“In his haste to to appear well informed, or even perhaps can we credit it erudite, your guest blogger only reveals his crass lack of knowledge of not only the Glasgow jazz and folk scenes of the 1950s but his compete ignorance of that most chaste of publications The Free Presbyterian Magazine. A little more care on his part, or use of his memory, might have reminded your guest that Arthur Priest, the British Marlenite referred to in your post concerning the British Oehlerites, did find at least two co-thinkers after the collapse of the Socialist Workers League in 1951. Remarkably one being C P (Cliff) Stanton once a leader of the RSL/RWL which had a brief existence in 1939/40 and had evinced quite rational politics for a tiny hyper-active revolutionary group that is. Stanton as we know had been courted by the WIL during the early war years but rejected their overtures and by 1950 was living in Glasgow where he opened a shop selling records and electrical equipment. We know that he was writing for Marlens duplicated magazines between 1949 and 1951 which is where, for the present, the trail ends. Except that we also know that Stanton was for some years the President of the Glasgow Jazz Society in which capacity he is recorded in The Free Presbyterian Magazine of July 1955 as having written to the candidates of all political parties standing in the then recently concluded General Election as to their attitude towards jazz being played on the Sabbath, noting that: “If we find, on analysing the replies, that we have the overwhelming support of one party, then that party will get our vote.” A position rather distant from that of Marlen or Oehler one imagines.”

Joe Thomas and Workers Review

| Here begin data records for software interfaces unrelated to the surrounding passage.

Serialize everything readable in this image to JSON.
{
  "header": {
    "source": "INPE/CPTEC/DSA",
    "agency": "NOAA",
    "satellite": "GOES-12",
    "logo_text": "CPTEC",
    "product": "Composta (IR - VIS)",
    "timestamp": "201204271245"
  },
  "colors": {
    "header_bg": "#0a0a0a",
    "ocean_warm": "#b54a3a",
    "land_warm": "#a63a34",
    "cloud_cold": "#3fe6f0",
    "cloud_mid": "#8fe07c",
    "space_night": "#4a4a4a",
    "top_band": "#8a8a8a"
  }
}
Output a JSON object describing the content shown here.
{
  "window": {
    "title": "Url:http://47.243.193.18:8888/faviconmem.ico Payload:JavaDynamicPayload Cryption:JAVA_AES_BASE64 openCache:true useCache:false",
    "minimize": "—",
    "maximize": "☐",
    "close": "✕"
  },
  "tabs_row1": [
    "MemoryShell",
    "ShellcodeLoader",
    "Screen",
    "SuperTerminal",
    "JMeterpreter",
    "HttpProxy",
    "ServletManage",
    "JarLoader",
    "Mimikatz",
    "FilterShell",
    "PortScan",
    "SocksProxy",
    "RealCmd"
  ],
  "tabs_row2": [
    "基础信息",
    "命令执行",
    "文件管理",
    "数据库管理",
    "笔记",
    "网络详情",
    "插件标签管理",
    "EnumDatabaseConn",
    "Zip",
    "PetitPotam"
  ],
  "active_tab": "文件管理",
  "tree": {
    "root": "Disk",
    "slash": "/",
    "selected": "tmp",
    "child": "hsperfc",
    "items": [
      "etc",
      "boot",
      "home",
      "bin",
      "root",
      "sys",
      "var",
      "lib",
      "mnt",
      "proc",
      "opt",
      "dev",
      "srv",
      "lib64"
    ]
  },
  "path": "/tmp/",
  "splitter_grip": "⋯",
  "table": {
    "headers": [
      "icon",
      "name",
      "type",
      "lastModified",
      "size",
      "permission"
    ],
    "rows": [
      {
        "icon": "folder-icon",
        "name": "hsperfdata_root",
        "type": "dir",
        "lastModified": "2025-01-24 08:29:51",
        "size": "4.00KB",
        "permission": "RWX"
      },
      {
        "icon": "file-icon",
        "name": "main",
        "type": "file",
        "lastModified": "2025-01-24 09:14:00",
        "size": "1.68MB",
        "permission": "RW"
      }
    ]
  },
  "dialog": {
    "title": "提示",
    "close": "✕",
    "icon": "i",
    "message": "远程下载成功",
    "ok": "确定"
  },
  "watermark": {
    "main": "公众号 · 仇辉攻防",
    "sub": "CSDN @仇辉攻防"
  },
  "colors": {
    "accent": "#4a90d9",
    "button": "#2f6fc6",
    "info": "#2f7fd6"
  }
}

W RevThe Workers League, a tiny group with fewer than a dozen members, lasted for ten years until 1964, but in 1961 Joe Thomas and Bill Blatchford were expelled for “bureaucratic suppression of discussion”

In 1967, Thomas began publication of a new journal Workers Review on the same political basis as the Workers League.

Indeed the key article split across the first two issues “Towards A New Workers Party” has whole sections lifted verbatim from the WLs 1954 “Draft Manifesto”

 

We have three issues of Workers Review

Volume 1 no 1 May 1967

Volume 1 no 2 June 1967

Volume 1 no 4 August 1967

Workers Review ran for a total of seven issues but it is not clear when it folded. However, by 1972 Thomas and other former WR comrades were collaborating with a group in Liverpool to put out the paper Workers Voice…

Brian Behan and the Workers Party / Workers Voice

wvBrian Behan, brother of the writer Brendan Behan, was a prominent trade union activist based in London.

Despite his anarcho-syndicalist leanings he joined the CPGB in the early 1950s before leaving it in 1956 over the Soviet invasion of Hungary.

He then joined The Club / Socialist Labour League from which he was expelled in in May 1960, with a few supporters.

They then founded the Workers Party, which published Workers’ Voice

We have one issue of Workers Voice- volume 1 no 1 for 7th July 1960

The expulsion of Brian Behan from the SLL and the forming of the Workers Party is covered in Workers News Bulletin (Workers League)

The Workers Party was short lived and, as attested to by this letter (found on the excellent Anarchist archive site Sparrow’s Nest) in early 1961 it fused with the anarcho-syndicalist Syndicalist Workers Federation.

This article at Northern Voices also refers to the WP / SWF merger.

Hopefully one day we will add a few more items to our

WORKERS PARTY ARCHIVE

UPDATE 8/4/18-  Just added the Draft Programme of the Workers Party.